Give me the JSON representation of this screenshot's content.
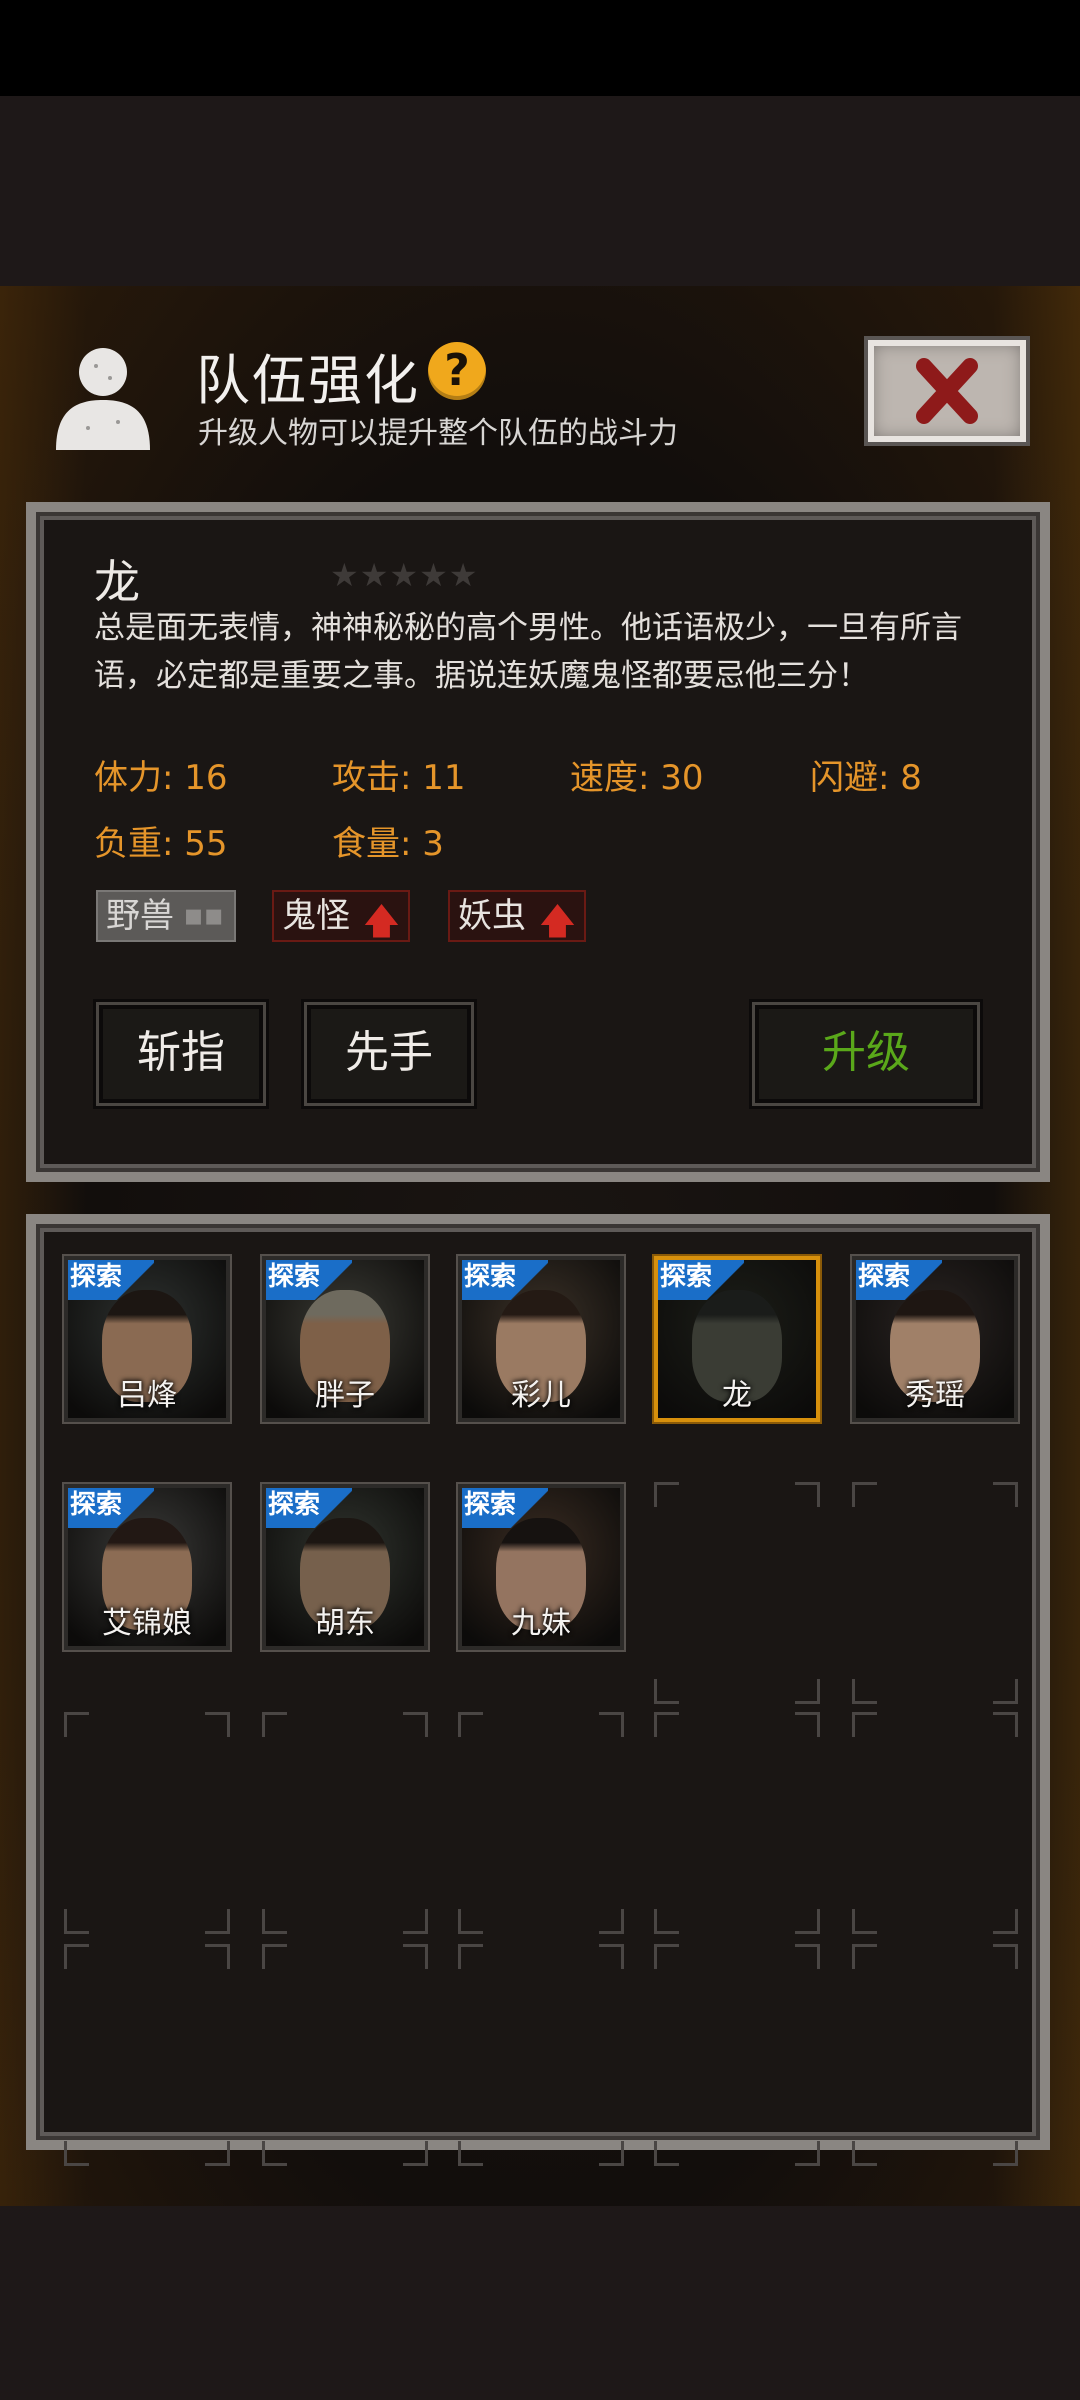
{
  "header": {
    "title": "队伍强化",
    "help": "?",
    "subtitle": "升级人物可以提升整个队伍的战斗力"
  },
  "character": {
    "name": "龙",
    "stars": "★★★★★",
    "description": "总是面无表情，神神秘秘的高个男性。他话语极少，一旦有所言语，必定都是重要之事。据说连妖魔鬼怪都要忌他三分！",
    "stats": {
      "hp": "体力: 16",
      "attack": "攻击: 11",
      "speed": "速度: 30",
      "dodge": "闪避: 8",
      "load": "负重: 55",
      "food": "食量: 3"
    },
    "tags": [
      {
        "label": "野兽",
        "marker": "▪▪"
      },
      {
        "label": "鬼怪",
        "marker": "🡅"
      },
      {
        "label": "妖虫",
        "marker": "🡅"
      }
    ]
  },
  "actions": {
    "skill1": "斩指",
    "skill2": "先手",
    "upgrade": "升级"
  },
  "roster": {
    "badge": "探索",
    "members": [
      {
        "name": "吕烽"
      },
      {
        "name": "胖子"
      },
      {
        "name": "彩儿"
      },
      {
        "name": "龙"
      },
      {
        "name": "秀瑶"
      },
      {
        "name": "艾锦娘"
      },
      {
        "name": "胡东"
      },
      {
        "name": "九妹"
      }
    ]
  },
  "colors": {
    "stat": "#e5952a",
    "upgrade": "#5aa81a",
    "selected_border": "#d7900c",
    "badge": "#1a6ec8",
    "help": "#f0a81c",
    "up_arrow": "#d42a22"
  }
}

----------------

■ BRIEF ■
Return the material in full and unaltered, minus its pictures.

■ YOUR RESPONSE ■
Give me the JSON representation of this screenshot's content.
{
  "header": {
    "title": "队伍强化",
    "help": "?",
    "subtitle": "升级人物可以提升整个队伍的战斗力"
  },
  "character": {
    "name": "龙",
    "stars": "★★★★★",
    "description": "总是面无表情，神神秘秘的高个男性。他话语极少，一旦有所言语，必定都是重要之事。据说连妖魔鬼怪都要忌他三分！",
    "stats": {
      "hp": "体力: 16",
      "attack": "攻击: 11",
      "speed": "速度: 30",
      "dodge": "闪避: 8",
      "load": "负重: 55",
      "food": "食量: 3"
    },
    "tags": [
      {
        "label": "野兽",
        "marker": "▪▪"
      },
      {
        "label": "鬼怪",
        "marker": "🡅"
      },
      {
        "label": "妖虫",
        "marker": "🡅"
      }
    ]
  },
  "actions": {
    "skill1": "斩指",
    "skill2": "先手",
    "upgrade": "升级"
  },
  "roster": {
    "badge": "探索",
    "members": [
      {
        "name": "吕烽"
      },
      {
        "name": "胖子"
      },
      {
        "name": "彩儿"
      },
      {
        "name": "龙"
      },
      {
        "name": "秀瑶"
      },
      {
        "name": "艾锦娘"
      },
      {
        "name": "胡东"
      },
      {
        "name": "九妹"
      }
    ]
  },
  "colors": {
    "stat": "#e5952a",
    "upgrade": "#5aa81a",
    "selected_border": "#d7900c",
    "badge": "#1a6ec8",
    "help": "#f0a81c",
    "up_arrow": "#d42a22"
  }
}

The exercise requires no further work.